“While the union is expected to approve the rule changes for the 2021 season,” Nightengale wrote, “... the two sides still have not determined whether there will be a universal DH or an expanded postseason with the rosters remaining at 26 players.”
“MLB has proposed implementing a universal DH in exchange for an expanded postseason — which would generate additional revenue with the extra round of playoffs televised by ESPN — but the two sides have been at a stalemate.
“Most baseball executives still believe there will be a universal DH this season, but unless the union approves an expanded playoff field, it may not happen. MLB is seeking a 14-team playoff field — two fewer teams than a year ago but four more than their format since 2012.”
If “most baseball executives” believe there will be a universal DH again in 2021 (or as part of the next CBA), it contradicts previous reporting which suggested that MLB’s 30 teams were told to prepare for the ‘21 season without a DH in the National League.
“MLB instructed clubs in a memo last week to proceed under the assumption the DH will not be used in the NL this year,” The Athletic’s Ken Rosenthal wrote in December, before adding that, “few will complain if the league and union reach agreement to the contrary.”
“We’re going to assume that we’re not going to have the DH in the National League this year,” Nationals’ GM Mike Rizzo told reporters last month when asked how he was going about his business this winter without knowing if he’d need a designated hitter.

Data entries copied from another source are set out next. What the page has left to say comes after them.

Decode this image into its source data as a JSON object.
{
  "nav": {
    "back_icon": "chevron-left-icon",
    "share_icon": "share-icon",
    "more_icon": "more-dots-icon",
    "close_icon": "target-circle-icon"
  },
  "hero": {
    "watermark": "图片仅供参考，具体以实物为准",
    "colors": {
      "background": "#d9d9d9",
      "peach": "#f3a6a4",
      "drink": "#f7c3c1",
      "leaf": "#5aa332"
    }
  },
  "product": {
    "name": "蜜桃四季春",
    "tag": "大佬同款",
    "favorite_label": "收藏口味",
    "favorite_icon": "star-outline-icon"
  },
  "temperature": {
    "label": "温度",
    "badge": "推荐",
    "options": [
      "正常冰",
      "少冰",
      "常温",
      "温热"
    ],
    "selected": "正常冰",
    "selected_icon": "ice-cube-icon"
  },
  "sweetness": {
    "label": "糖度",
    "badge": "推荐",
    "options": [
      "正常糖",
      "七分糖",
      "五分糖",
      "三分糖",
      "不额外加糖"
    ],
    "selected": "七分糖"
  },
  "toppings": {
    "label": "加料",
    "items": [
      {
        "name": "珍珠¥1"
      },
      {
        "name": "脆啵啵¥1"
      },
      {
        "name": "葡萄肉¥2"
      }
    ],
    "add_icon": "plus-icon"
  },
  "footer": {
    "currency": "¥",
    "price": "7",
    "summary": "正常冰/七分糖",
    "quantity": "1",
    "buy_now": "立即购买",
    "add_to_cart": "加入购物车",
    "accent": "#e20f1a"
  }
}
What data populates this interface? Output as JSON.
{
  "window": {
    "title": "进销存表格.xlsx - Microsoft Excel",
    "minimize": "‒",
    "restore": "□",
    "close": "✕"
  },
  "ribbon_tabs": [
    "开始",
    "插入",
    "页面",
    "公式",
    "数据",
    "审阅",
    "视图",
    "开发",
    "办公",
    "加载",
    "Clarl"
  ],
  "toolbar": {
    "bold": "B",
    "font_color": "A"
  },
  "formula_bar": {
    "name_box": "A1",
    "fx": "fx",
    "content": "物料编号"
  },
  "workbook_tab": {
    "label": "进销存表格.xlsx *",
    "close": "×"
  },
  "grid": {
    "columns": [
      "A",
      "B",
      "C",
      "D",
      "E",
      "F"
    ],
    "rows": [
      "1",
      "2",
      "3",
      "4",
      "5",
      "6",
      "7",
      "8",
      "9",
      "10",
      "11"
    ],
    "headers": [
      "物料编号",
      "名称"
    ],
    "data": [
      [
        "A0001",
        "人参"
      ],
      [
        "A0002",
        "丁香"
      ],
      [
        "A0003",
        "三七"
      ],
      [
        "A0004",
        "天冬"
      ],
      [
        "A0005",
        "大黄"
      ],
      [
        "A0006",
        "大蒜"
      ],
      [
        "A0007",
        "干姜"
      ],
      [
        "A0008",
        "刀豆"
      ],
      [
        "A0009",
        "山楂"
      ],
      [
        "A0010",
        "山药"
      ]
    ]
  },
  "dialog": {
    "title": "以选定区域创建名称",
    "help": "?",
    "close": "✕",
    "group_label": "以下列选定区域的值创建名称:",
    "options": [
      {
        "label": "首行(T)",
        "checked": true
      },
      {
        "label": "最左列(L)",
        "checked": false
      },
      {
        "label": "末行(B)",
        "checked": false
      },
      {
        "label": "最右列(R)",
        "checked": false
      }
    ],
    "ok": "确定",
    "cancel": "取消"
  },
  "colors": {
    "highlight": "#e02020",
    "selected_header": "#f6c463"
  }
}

“That’s just the way we’re planning it, and if that changes like it changed last year we’ll make an adjustment.
“That’s kind of how — for our preseason planning stages — that’s how we’ve done it, we’re going to kind of build a National League style of team, without a typical designated hitter involved in it, but a team that will compete without a designated hitter, but still — that’s just the way we’ve attacked it early on in the [offseason] and again, we’re at the infancy stages of kind of putting together the final parts of this roster.”
Manager Davey Martinez talked in his own Zoom call with reporters in December about the rules for 2020 and which he’d keep or give up if it was up to him.
“Admittedly, at first I didn’t really like the DH in the National league,” Martinez said.
“As we played last year, I kind of got accustomed to it. I liked it. It gives us another bat in our lineup, which is kind of nice.”
“The one rule that I’m still on the bubble with is the 10th inning rule,” he continued.
“I kind of liked it, and then I don’t like it.
“When I saw what it could do, it kind of helps us, it helps our pitching staff, especially our bullpen guys. Where you don’t have to send — we play 17 innings, and all of a sudden a guy who’s done really well, but you use him for two innings you have to send him down, so, but as you guys know I’m an old school guy, I love the game the way it was played for many, many years. It’s something that I had to adjust to, but it went well.”
One thing Martinez really did like in the end?
“I tell you what I definitely liked: I liked the seven-inning doubleheaders a lot. Those 2-hour and 20-minute games were very nice.”